LEXINGTON When patients present with neuromusculoskeletal pain, determining the cause or source of the pain is an essential first step before determining which provider should treat it.
Consider the classic example of the automobile accident.
After a car wreck, the patient goes to the ER, gets a muscle relaxant, and makes an appointment with their primary care doctor. Primary care refers the patient to a neurosurgeon or orthopedic surgeon. A few short moments into the examination, the surgeon realizes the patient’s condition is nonsurgical, so the patient is prescribed physical therapy and sent back to primary care. Following therapy, the pain persists, but now the patient feels frustrated having been bounced back and forth between providers without ever really addressing the source of the pain.
A better model for the diagnosis and treatment of nonsurgical neuromusculoskeletal pain exists in outpatient physiatry, where doctors of physical medicine and rehabilitation (PMR) determine why patients experience these pervasive pain syndromes. When the cause is determined to be nonsurgical, the physiatrist then manages the treatment plan himself.
When community need demands it, the number of cases presenting with nonsurgical neuromusculoskeletal pain can be quite high. The vast majority of patients who present to an orthopedic or neurosurgical specialist with pain will ultimately not require surgery, depending of course on the progressive or chronic nature of the underlying disease.
An innovative way to address this high volume of nonsurgical cases, and thus freeing surgeons to do what they do best, is to combine outpatient physiatry with the specialty care clinic. That is what Kentucky Orthopedic and Hand Surgeons, PSC (KOHS) did in 2011 when a community needs assessment by Central Baptist Hospital showed a strong demand for physiatry services in the Bluegrass.
KOHS’s outpatient physiatry clinic, led by George P. Boucher, MD, is helping to reshape the nonsurgical pain experience for both patients and the primary care doctors who refer them. Similarly, his surgical colleagues also benefit from the physiatrist’s role in stitching together the care continuum for nonsurgical cases.
Take for example what happens when a patient comes into KOHS with hand pain. As is tradition, the patient sees Dr. Einbecker, the group’s hand surgeon. After initial examination, the patient travels down the hall to Boucher’s clinic, where he performs EMG and nerve conduction studies as part of the diagnostic workup.
“Everyone benefits,” says Boucher. “While I do the EMG, Dr. Einbecker carries on with his patient load. The current patient enjoys the convenience of a one-stop shop for her hand pain, and Dr. Einbecker and I are able to consult on the spot if there are any questions about the diagnostic testing.
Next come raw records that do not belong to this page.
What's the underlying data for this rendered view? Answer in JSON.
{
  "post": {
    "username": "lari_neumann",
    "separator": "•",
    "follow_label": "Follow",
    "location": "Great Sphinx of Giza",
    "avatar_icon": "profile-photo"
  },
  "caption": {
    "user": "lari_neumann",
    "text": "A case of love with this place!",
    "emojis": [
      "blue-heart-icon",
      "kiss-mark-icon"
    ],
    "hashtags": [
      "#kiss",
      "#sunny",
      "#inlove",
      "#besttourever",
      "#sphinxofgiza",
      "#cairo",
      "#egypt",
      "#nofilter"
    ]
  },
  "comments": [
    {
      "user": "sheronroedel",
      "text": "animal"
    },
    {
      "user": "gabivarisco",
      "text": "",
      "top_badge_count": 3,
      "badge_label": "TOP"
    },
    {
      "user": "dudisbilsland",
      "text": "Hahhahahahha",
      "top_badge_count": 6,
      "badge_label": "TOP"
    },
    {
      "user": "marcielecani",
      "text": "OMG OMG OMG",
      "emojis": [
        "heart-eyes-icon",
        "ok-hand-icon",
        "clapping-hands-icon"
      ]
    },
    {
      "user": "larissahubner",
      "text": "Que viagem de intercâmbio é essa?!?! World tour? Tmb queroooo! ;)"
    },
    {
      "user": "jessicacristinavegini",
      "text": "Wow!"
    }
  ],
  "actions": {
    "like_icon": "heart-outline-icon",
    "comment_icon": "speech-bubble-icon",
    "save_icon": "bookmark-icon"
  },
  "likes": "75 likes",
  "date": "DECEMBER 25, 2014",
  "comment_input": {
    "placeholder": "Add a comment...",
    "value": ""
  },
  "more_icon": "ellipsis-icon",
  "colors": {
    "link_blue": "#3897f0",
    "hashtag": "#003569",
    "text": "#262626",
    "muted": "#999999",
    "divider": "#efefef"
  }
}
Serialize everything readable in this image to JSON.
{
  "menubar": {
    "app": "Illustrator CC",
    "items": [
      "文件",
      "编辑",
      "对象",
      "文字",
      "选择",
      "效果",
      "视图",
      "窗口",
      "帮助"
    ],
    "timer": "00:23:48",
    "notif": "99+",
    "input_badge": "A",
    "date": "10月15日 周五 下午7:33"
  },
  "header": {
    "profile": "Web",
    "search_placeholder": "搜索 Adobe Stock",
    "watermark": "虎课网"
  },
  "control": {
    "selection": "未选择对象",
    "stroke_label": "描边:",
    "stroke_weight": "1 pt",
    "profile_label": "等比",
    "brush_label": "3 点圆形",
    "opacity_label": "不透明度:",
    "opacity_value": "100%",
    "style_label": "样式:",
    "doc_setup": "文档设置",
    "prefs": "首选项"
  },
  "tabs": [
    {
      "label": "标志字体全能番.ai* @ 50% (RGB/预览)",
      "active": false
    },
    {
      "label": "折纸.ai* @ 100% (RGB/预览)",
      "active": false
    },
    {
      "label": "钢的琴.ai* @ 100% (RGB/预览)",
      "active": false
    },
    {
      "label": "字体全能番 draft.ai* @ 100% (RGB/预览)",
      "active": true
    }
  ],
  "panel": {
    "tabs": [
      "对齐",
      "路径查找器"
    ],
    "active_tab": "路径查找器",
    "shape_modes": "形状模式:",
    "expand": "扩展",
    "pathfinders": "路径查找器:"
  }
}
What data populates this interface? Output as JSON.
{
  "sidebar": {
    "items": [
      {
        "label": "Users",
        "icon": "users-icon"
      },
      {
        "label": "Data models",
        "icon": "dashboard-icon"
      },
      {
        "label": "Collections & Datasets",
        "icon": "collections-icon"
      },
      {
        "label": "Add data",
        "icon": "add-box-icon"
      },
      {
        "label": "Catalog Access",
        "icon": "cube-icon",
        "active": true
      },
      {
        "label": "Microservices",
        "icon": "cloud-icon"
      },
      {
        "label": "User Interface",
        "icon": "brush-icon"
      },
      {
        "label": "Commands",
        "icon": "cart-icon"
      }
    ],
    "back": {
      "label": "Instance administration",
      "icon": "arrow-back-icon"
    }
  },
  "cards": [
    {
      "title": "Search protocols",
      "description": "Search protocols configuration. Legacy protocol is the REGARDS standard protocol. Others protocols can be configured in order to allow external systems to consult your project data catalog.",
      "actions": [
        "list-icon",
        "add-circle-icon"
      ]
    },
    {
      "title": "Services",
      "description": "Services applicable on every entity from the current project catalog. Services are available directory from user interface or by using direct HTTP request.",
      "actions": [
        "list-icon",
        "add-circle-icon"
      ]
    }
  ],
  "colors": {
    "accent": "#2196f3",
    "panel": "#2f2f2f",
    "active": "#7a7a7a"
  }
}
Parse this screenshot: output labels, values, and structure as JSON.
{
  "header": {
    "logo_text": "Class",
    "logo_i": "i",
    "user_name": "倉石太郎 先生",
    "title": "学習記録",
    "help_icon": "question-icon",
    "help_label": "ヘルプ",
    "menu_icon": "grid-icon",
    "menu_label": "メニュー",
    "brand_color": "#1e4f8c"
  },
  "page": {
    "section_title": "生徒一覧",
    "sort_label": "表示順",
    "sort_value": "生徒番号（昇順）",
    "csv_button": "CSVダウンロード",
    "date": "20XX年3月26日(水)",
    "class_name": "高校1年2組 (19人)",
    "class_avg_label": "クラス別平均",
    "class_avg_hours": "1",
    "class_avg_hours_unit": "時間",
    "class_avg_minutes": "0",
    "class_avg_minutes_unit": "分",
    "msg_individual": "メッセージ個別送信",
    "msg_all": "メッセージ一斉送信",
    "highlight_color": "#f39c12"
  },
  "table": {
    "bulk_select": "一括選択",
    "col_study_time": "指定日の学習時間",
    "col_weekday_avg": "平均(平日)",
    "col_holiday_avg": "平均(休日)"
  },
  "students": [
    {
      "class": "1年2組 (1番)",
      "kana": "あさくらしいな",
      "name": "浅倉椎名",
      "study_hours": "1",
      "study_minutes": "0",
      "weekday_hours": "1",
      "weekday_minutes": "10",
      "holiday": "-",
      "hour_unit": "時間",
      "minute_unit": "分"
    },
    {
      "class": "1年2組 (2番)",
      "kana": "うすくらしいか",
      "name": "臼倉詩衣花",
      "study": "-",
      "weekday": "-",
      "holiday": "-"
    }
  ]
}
Continuity – that’s my niche.”
Historically one of the most challenging neuromusculoskeletal pain conditions to treat – myofascial pain – can be treated quite satisfactorily in the outpatient physiatry clinic.
Like the patient with whiplash from our car wreck example, myofascial pain is a condition in which muscle and connective tissue are taut and severely contracted. The resulting tender point, or trigger point, is easily identified and reproducible.
Many times, myofascial neck pain begins to refer pain down the arm, into the shoulder, or into the head. Headaches may occur. Boucher finds several treatments to be effective in providing lasting relief from this kind of pain. Steroid injections, botox, or a local anesthetic may be considered. Often, Boucher prescribes topical medications made by a compounding pharmacist.
“For myofascial situations, I add a muscle relaxant or two, an anti-inflammatory, and a nerve medication or two. The nice thing about these topical compounds is that there is no risk. Even the most benign oral medication, overtime, poses a risk,” he says. “I try to construct a treatment plan with the most benefit and the least risk.”
Overall, Boucher finds that his role in PMR is to provide specialized management and TLC. “Chronic pain is like diabetes,” he says. “It is something that patients have to manage every day. Pain reduction is important, however, the more realistic goal also focuses on improved function and quality of life.”
Boucher has a prescription. “When I give people time to form a relationship with me,” he says, “it is as helpful as anything.”